Why Traditional Hackathons Fail to Attract Women In Large Numbers
Getting its start in the 1990’s, hackathons began as a way for organizations and companies to brainstorm about various issues through the use of many diverse opinions. Hackathons provide a venue for self-expression and creativity through technology. By engaging in an atmosphere of teamwork and collaboration, those with interest in coding and technology are able to come together around an issue until a solution is found. The solutions will generally take the shape of a new website, mobile app, or robot. Hackathons have taken the idea of brainstorming to a whole new level by bridging the gap between collaboration and competition.
However, women are rarely in attendance at traditional hackathon events.
In order to understand the popularity of hackathon events & the low attendance by women, we have to begin by pinpointing why more women don’t attend hackathons and how the rise in hackathon popularity over the years have been greatly contributed to by the women who do attend and get involved in organizing..
According to common responses, there are several reasons why women tend to stay away from hackathon events.
The first reason is that they don’t like being surrounded by sexism.
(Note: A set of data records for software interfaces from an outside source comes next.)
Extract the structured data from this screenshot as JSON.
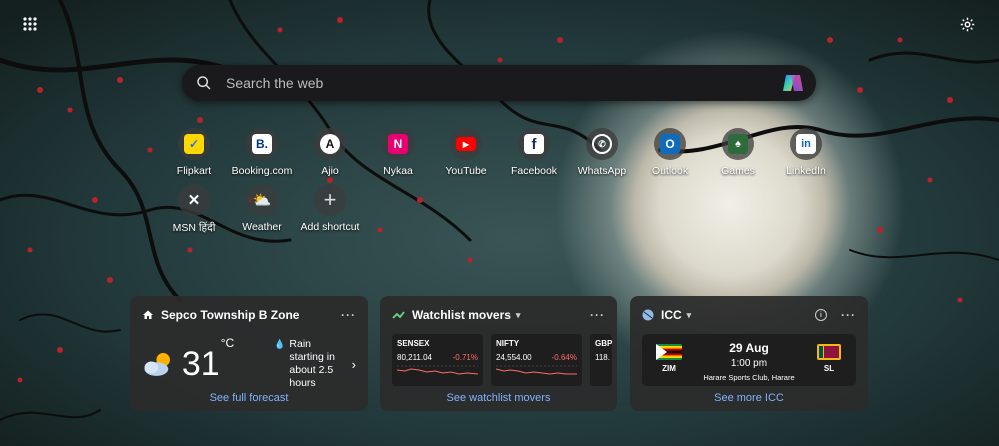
{
  "search": {
    "placeholder": "Search the web"
  },
  "shortcuts": [
    {
      "label": "Flipkart"
    },
    {
      "label": "Booking.com"
    },
    {
      "label": "Ajio"
    },
    {
      "label": "Nykaa"
    },
    {
      "label": "YouTube"
    },
    {
      "label": "Facebook"
    },
    {
      "label": "WhatsApp"
    },
    {
      "label": "Outlook"
    },
    {
      "label": "Games"
    },
    {
      "label": "LinkedIn"
    },
    {
      "label": "MSN हिंदी"
    },
    {
      "label": "Weather"
    },
    {
      "label": "Add shortcut"
    }
  ],
  "weather": {
    "location": "Sepco Township B Zone",
    "temp": "31",
    "unit": "°C",
    "rain_line1": "Rain starting in",
    "rain_line2": "about 2.5 hours",
    "link": "See full forecast"
  },
  "watchlist": {
    "title": "Watchlist movers",
    "tickers": [
      {
        "name": "SENSEX",
        "value": "80,211.04",
        "change": "-0.71%"
      },
      {
        "name": "NIFTY",
        "value": "24,554.00",
        "change": "-0.64%"
      },
      {
        "name": "GBP",
        "value": "118."
      }
    ],
    "link": "See watchlist movers"
  },
  "icc": {
    "title": "ICC",
    "team1": "ZIM",
    "team2": "SL",
    "date": "29 Aug",
    "time": "1:00 pm",
    "venue": "Harare Sports Club, Harare",
    "link": "See more ICC"
  },
  "colors": {
    "accent_link": "#7fb4ff",
    "negative": "#ff6b6b",
    "card_bg": "#2c2c2c"
  }
}
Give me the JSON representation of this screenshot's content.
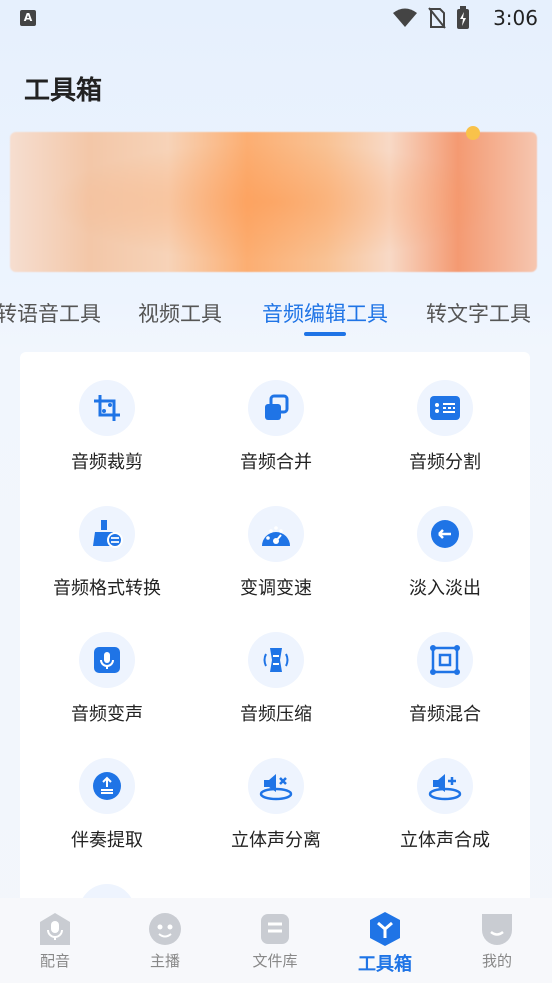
{
  "status_bar": {
    "time": "3:06",
    "app_badge": "A"
  },
  "page_title": "工具箱",
  "tabs": [
    {
      "label": "转语音工具"
    },
    {
      "label": "视频工具"
    },
    {
      "label": "音频编辑工具",
      "active": true
    },
    {
      "label": "转文字工具"
    }
  ],
  "tools": [
    {
      "label": "音频裁剪",
      "icon": "crop-icon"
    },
    {
      "label": "音频合并",
      "icon": "merge-icon"
    },
    {
      "label": "音频分割",
      "icon": "split-icon"
    },
    {
      "label": "音频格式转换",
      "icon": "format-convert-icon"
    },
    {
      "label": "变调变速",
      "icon": "speed-dial-icon"
    },
    {
      "label": "淡入淡出",
      "icon": "fade-icon"
    },
    {
      "label": "音频变声",
      "icon": "voice-change-icon"
    },
    {
      "label": "音频压缩",
      "icon": "compress-icon"
    },
    {
      "label": "音频混合",
      "icon": "mix-icon"
    },
    {
      "label": "伴奏提取",
      "icon": "extract-icon"
    },
    {
      "label": "立体声分离",
      "icon": "stereo-split-icon"
    },
    {
      "label": "立体声合成",
      "icon": "stereo-merge-icon"
    }
  ],
  "bottom_nav": [
    {
      "label": "配音",
      "icon": "mic-icon"
    },
    {
      "label": "主播",
      "icon": "face-icon"
    },
    {
      "label": "文件库",
      "icon": "folder-icon"
    },
    {
      "label": "工具箱",
      "icon": "toolbox-icon",
      "active": true
    },
    {
      "label": "我的",
      "icon": "profile-icon"
    }
  ],
  "colors": {
    "accent": "#1f74e6",
    "icon_bg": "#eef4fe",
    "nav_inactive": "#c9ccd2"
  }
}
Women are not a minority, they are 50% of the majority. They have great visions to offer the world of technology but only when being treated as an equal part of the solution. Feeling safe and supported is a higher priority for women and gender non-conforming individuals.
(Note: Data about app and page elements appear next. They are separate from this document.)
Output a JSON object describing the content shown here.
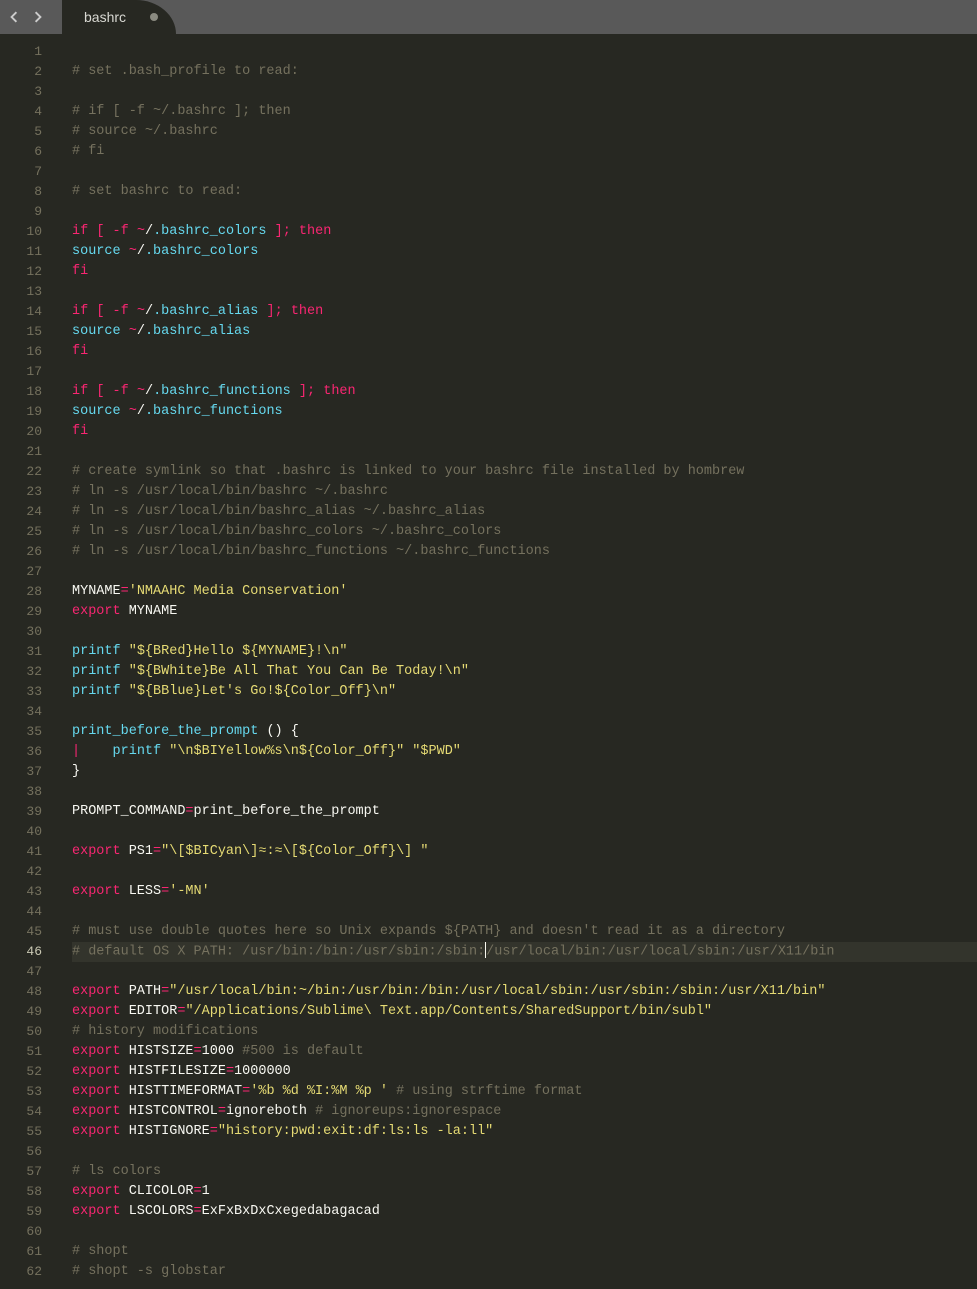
{
  "tab": {
    "title": "bashrc",
    "dirty": true
  },
  "active_line": 46,
  "lines": [
    {
      "n": 1,
      "t": []
    },
    {
      "n": 2,
      "t": [
        [
          "c",
          "# set .bash_profile to read:"
        ]
      ]
    },
    {
      "n": 3,
      "t": []
    },
    {
      "n": 4,
      "t": [
        [
          "c",
          "# if [ -f ~/.bashrc ]; then"
        ]
      ]
    },
    {
      "n": 5,
      "t": [
        [
          "c",
          "# source ~/.bashrc"
        ]
      ]
    },
    {
      "n": 6,
      "t": [
        [
          "c",
          "# fi"
        ]
      ]
    },
    {
      "n": 7,
      "t": []
    },
    {
      "n": 8,
      "t": [
        [
          "c",
          "# set bashrc to read:"
        ]
      ]
    },
    {
      "n": 9,
      "t": []
    },
    {
      "n": 10,
      "t": [
        [
          "kw",
          "if"
        ],
        [
          "w",
          " "
        ],
        [
          "kw",
          "["
        ],
        [
          "w",
          " "
        ],
        [
          "op",
          "-f"
        ],
        [
          "w",
          " "
        ],
        [
          "op",
          "~"
        ],
        [
          "w",
          "/"
        ],
        [
          "b",
          ".bashrc_colors"
        ],
        [
          "w",
          " "
        ],
        [
          "kw",
          "]"
        ],
        [
          "op",
          ";"
        ],
        [
          "w",
          " "
        ],
        [
          "kw",
          "then"
        ]
      ]
    },
    {
      "n": 11,
      "t": [
        [
          "b",
          "source"
        ],
        [
          "w",
          " "
        ],
        [
          "op",
          "~"
        ],
        [
          "w",
          "/"
        ],
        [
          "b",
          ".bashrc_colors"
        ]
      ]
    },
    {
      "n": 12,
      "t": [
        [
          "kw",
          "fi"
        ]
      ]
    },
    {
      "n": 13,
      "t": []
    },
    {
      "n": 14,
      "t": [
        [
          "kw",
          "if"
        ],
        [
          "w",
          " "
        ],
        [
          "kw",
          "["
        ],
        [
          "w",
          " "
        ],
        [
          "op",
          "-f"
        ],
        [
          "w",
          " "
        ],
        [
          "op",
          "~"
        ],
        [
          "w",
          "/"
        ],
        [
          "b",
          ".bashrc_alias"
        ],
        [
          "w",
          " "
        ],
        [
          "kw",
          "]"
        ],
        [
          "op",
          ";"
        ],
        [
          "w",
          " "
        ],
        [
          "kw",
          "then"
        ]
      ]
    },
    {
      "n": 15,
      "t": [
        [
          "b",
          "source"
        ],
        [
          "w",
          " "
        ],
        [
          "op",
          "~"
        ],
        [
          "w",
          "/"
        ],
        [
          "b",
          ".bashrc_alias"
        ]
      ]
    },
    {
      "n": 16,
      "t": [
        [
          "kw",
          "fi"
        ]
      ]
    },
    {
      "n": 17,
      "t": []
    },
    {
      "n": 18,
      "t": [
        [
          "kw",
          "if"
        ],
        [
          "w",
          " "
        ],
        [
          "kw",
          "["
        ],
        [
          "w",
          " "
        ],
        [
          "op",
          "-f"
        ],
        [
          "w",
          " "
        ],
        [
          "op",
          "~"
        ],
        [
          "w",
          "/"
        ],
        [
          "b",
          ".bashrc_functions"
        ],
        [
          "w",
          " "
        ],
        [
          "kw",
          "]"
        ],
        [
          "op",
          ";"
        ],
        [
          "w",
          " "
        ],
        [
          "kw",
          "then"
        ]
      ]
    },
    {
      "n": 19,
      "t": [
        [
          "b",
          "source"
        ],
        [
          "w",
          " "
        ],
        [
          "op",
          "~"
        ],
        [
          "w",
          "/"
        ],
        [
          "b",
          ".bashrc_functions"
        ]
      ]
    },
    {
      "n": 20,
      "t": [
        [
          "kw",
          "fi"
        ]
      ]
    },
    {
      "n": 21,
      "t": []
    },
    {
      "n": 22,
      "t": [
        [
          "c",
          "# create symlink so that .bashrc is linked to your bashrc file installed by hombrew"
        ]
      ]
    },
    {
      "n": 23,
      "t": [
        [
          "c",
          "# ln -s /usr/local/bin/bashrc ~/.bashrc"
        ]
      ]
    },
    {
      "n": 24,
      "t": [
        [
          "c",
          "# ln -s /usr/local/bin/bashrc_alias ~/.bashrc_alias"
        ]
      ]
    },
    {
      "n": 25,
      "t": [
        [
          "c",
          "# ln -s /usr/local/bin/bashrc_colors ~/.bashrc_colors"
        ]
      ]
    },
    {
      "n": 26,
      "t": [
        [
          "c",
          "# ln -s /usr/local/bin/bashrc_functions ~/.bashrc_functions"
        ]
      ]
    },
    {
      "n": 27,
      "t": []
    },
    {
      "n": 28,
      "t": [
        [
          "w",
          "MYNAME"
        ],
        [
          "op",
          "="
        ],
        [
          "s",
          "'NMAAHC Media Conservation'"
        ]
      ]
    },
    {
      "n": 29,
      "t": [
        [
          "kw",
          "export"
        ],
        [
          "w",
          " MYNAME"
        ]
      ]
    },
    {
      "n": 30,
      "t": []
    },
    {
      "n": 31,
      "t": [
        [
          "b",
          "printf"
        ],
        [
          "w",
          " "
        ],
        [
          "s",
          "\"${BRed}Hello ${MYNAME}!\\n\""
        ]
      ]
    },
    {
      "n": 32,
      "t": [
        [
          "b",
          "printf"
        ],
        [
          "w",
          " "
        ],
        [
          "s",
          "\"${BWhite}Be All That You Can Be Today!\\n\""
        ]
      ]
    },
    {
      "n": 33,
      "t": [
        [
          "b",
          "printf"
        ],
        [
          "w",
          " "
        ],
        [
          "s",
          "\"${BBlue}Let's Go!${Color_Off}\\n\""
        ]
      ]
    },
    {
      "n": 34,
      "t": []
    },
    {
      "n": 35,
      "t": [
        [
          "b",
          "print_before_the_prompt"
        ],
        [
          "w",
          " () {"
        ]
      ]
    },
    {
      "n": 36,
      "t": [
        [
          "kw",
          "|"
        ],
        [
          "w",
          "    "
        ],
        [
          "b",
          "printf"
        ],
        [
          "w",
          " "
        ],
        [
          "s",
          "\"\\n$BIYellow%s\\n${Color_Off}\""
        ],
        [
          "w",
          " "
        ],
        [
          "s",
          "\"$PWD\""
        ]
      ]
    },
    {
      "n": 37,
      "t": [
        [
          "w",
          "}"
        ]
      ]
    },
    {
      "n": 38,
      "t": []
    },
    {
      "n": 39,
      "t": [
        [
          "w",
          "PROMPT_COMMAND"
        ],
        [
          "op",
          "="
        ],
        [
          "w",
          "print_before_the_prompt"
        ]
      ]
    },
    {
      "n": 40,
      "t": []
    },
    {
      "n": 41,
      "t": [
        [
          "kw",
          "export"
        ],
        [
          "w",
          " PS1"
        ],
        [
          "op",
          "="
        ],
        [
          "s",
          "\"\\[$BICyan\\]≈:≈\\[${Color_Off}\\] \""
        ]
      ]
    },
    {
      "n": 42,
      "t": []
    },
    {
      "n": 43,
      "t": [
        [
          "kw",
          "export"
        ],
        [
          "w",
          " LESS"
        ],
        [
          "op",
          "="
        ],
        [
          "s",
          "'-MN'"
        ]
      ]
    },
    {
      "n": 44,
      "t": []
    },
    {
      "n": 45,
      "t": [
        [
          "c",
          "# must use double quotes here so Unix expands ${PATH} and doesn't read it as a directory"
        ]
      ]
    },
    {
      "n": 46,
      "t": [
        [
          "c",
          "# default OS X PATH: /usr/bin:/bin:/usr/sbin:/sbin:"
        ],
        [
          "cursor",
          ""
        ],
        [
          "c",
          "/usr/local/bin:/usr/local/sbin:/usr/X11/bin"
        ]
      ]
    },
    {
      "n": 47,
      "t": []
    },
    {
      "n": 48,
      "t": [
        [
          "kw",
          "export"
        ],
        [
          "w",
          " PATH"
        ],
        [
          "op",
          "="
        ],
        [
          "s",
          "\"/usr/local/bin:~/bin:/usr/bin:/bin:/usr/local/sbin:/usr/sbin:/sbin:/usr/X11/bin\""
        ]
      ]
    },
    {
      "n": 49,
      "t": [
        [
          "kw",
          "export"
        ],
        [
          "w",
          " EDITOR"
        ],
        [
          "op",
          "="
        ],
        [
          "s",
          "\"/Applications/Sublime\\ Text.app/Contents/SharedSupport/bin/subl\""
        ]
      ]
    },
    {
      "n": 50,
      "t": [
        [
          "c",
          "# history modifications"
        ]
      ]
    },
    {
      "n": 51,
      "t": [
        [
          "kw",
          "export"
        ],
        [
          "w",
          " HISTSIZE"
        ],
        [
          "op",
          "="
        ],
        [
          "w",
          "1000"
        ],
        [
          "w",
          " "
        ],
        [
          "c",
          "#500 is default"
        ]
      ]
    },
    {
      "n": 52,
      "t": [
        [
          "kw",
          "export"
        ],
        [
          "w",
          " HISTFILESIZE"
        ],
        [
          "op",
          "="
        ],
        [
          "w",
          "1000000"
        ]
      ]
    },
    {
      "n": 53,
      "t": [
        [
          "kw",
          "export"
        ],
        [
          "w",
          " HISTTIMEFORMAT"
        ],
        [
          "op",
          "="
        ],
        [
          "s",
          "'%b %d %I:%M %p '"
        ],
        [
          "w",
          " "
        ],
        [
          "c",
          "# using strftime format"
        ]
      ]
    },
    {
      "n": 54,
      "t": [
        [
          "kw",
          "export"
        ],
        [
          "w",
          " HISTCONTROL"
        ],
        [
          "op",
          "="
        ],
        [
          "w",
          "ignoreboth "
        ],
        [
          "c",
          "# ignoreups:ignorespace"
        ]
      ]
    },
    {
      "n": 55,
      "t": [
        [
          "kw",
          "export"
        ],
        [
          "w",
          " HISTIGNORE"
        ],
        [
          "op",
          "="
        ],
        [
          "s",
          "\"history:pwd:exit:df:ls:ls -la:ll\""
        ]
      ]
    },
    {
      "n": 56,
      "t": []
    },
    {
      "n": 57,
      "t": [
        [
          "c",
          "# ls colors"
        ]
      ]
    },
    {
      "n": 58,
      "t": [
        [
          "kw",
          "export"
        ],
        [
          "w",
          " CLICOLOR"
        ],
        [
          "op",
          "="
        ],
        [
          "w",
          "1"
        ]
      ]
    },
    {
      "n": 59,
      "t": [
        [
          "kw",
          "export"
        ],
        [
          "w",
          " LSCOLORS"
        ],
        [
          "op",
          "="
        ],
        [
          "w",
          "ExFxBxDxCxegedabagacad"
        ]
      ]
    },
    {
      "n": 60,
      "t": []
    },
    {
      "n": 61,
      "t": [
        [
          "c",
          "# shopt"
        ]
      ]
    },
    {
      "n": 62,
      "t": [
        [
          "c",
          "# shopt -s globstar"
        ]
      ]
    }
  ]
}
Even though women make up 56% of the general workforce, only 25% of IT jobs held by women and only 5% of tech startups are founded by women.
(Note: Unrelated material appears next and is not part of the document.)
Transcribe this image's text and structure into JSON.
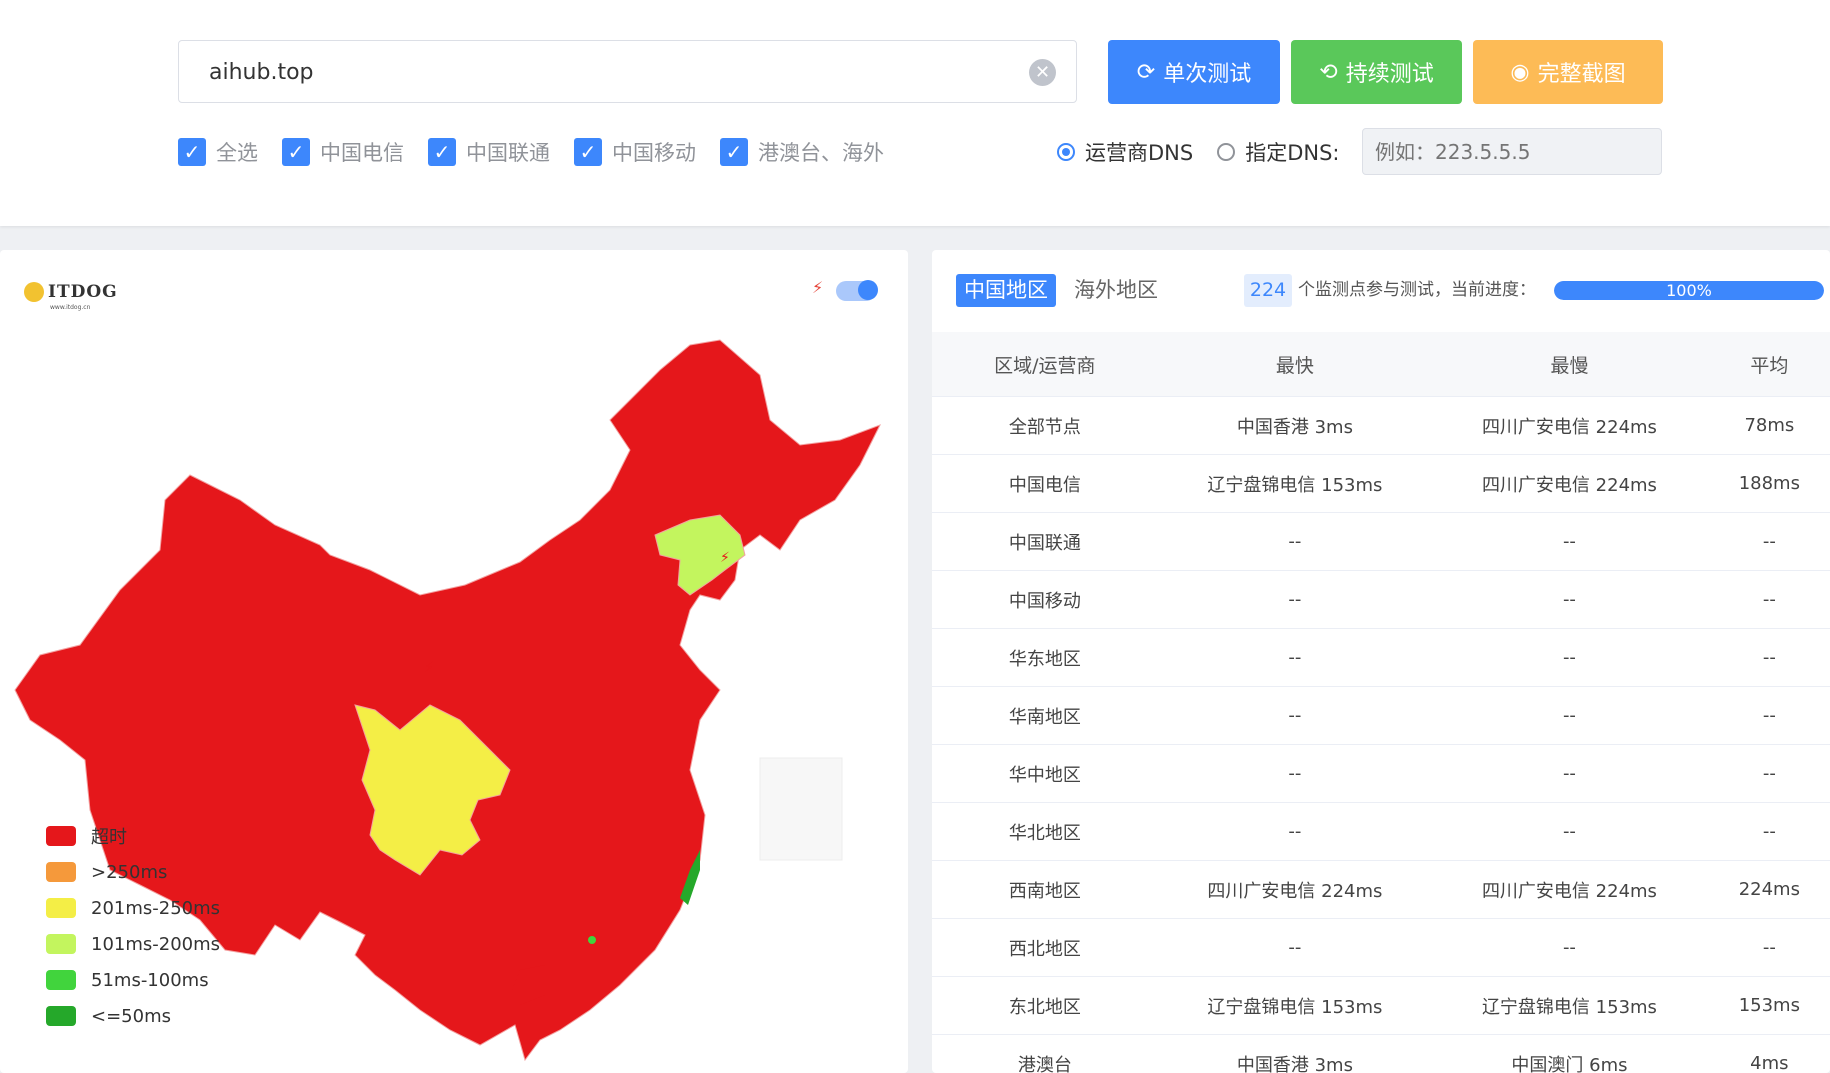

Second, a lack of confidence. It is not uncommon for a woman to feel like an outsider, (even if she’s an experienced programmer) when standing in a room full of men who might tend towards sexism. These feelings can drive women away from wanting to get involved in the “brogrammer” culture. The third and final reason is a lack of time. Although the pace of the world has sped up over the last decade, women are still doing it all, just with less time in which to do it. When NASA researched the ebb and flow of women attendee’s at their hackathons, they saw that women, “often have family responsibilities and couldn’t just attend a hackathon for fun.”
With that being said however, there are plenty of women who have stepped up to the tech plate in order to create better opportunities for the next generation of women in STEM.
Female code initiatives such as Girl Geek, Women Who Code, and Girl Develop It have contributed, not only to the rise of female attendance at hackathons, but also to the social acceptance of the vital role that women play in field of technology. They continue to pave the way for more women to step into their destiny through the use of technology.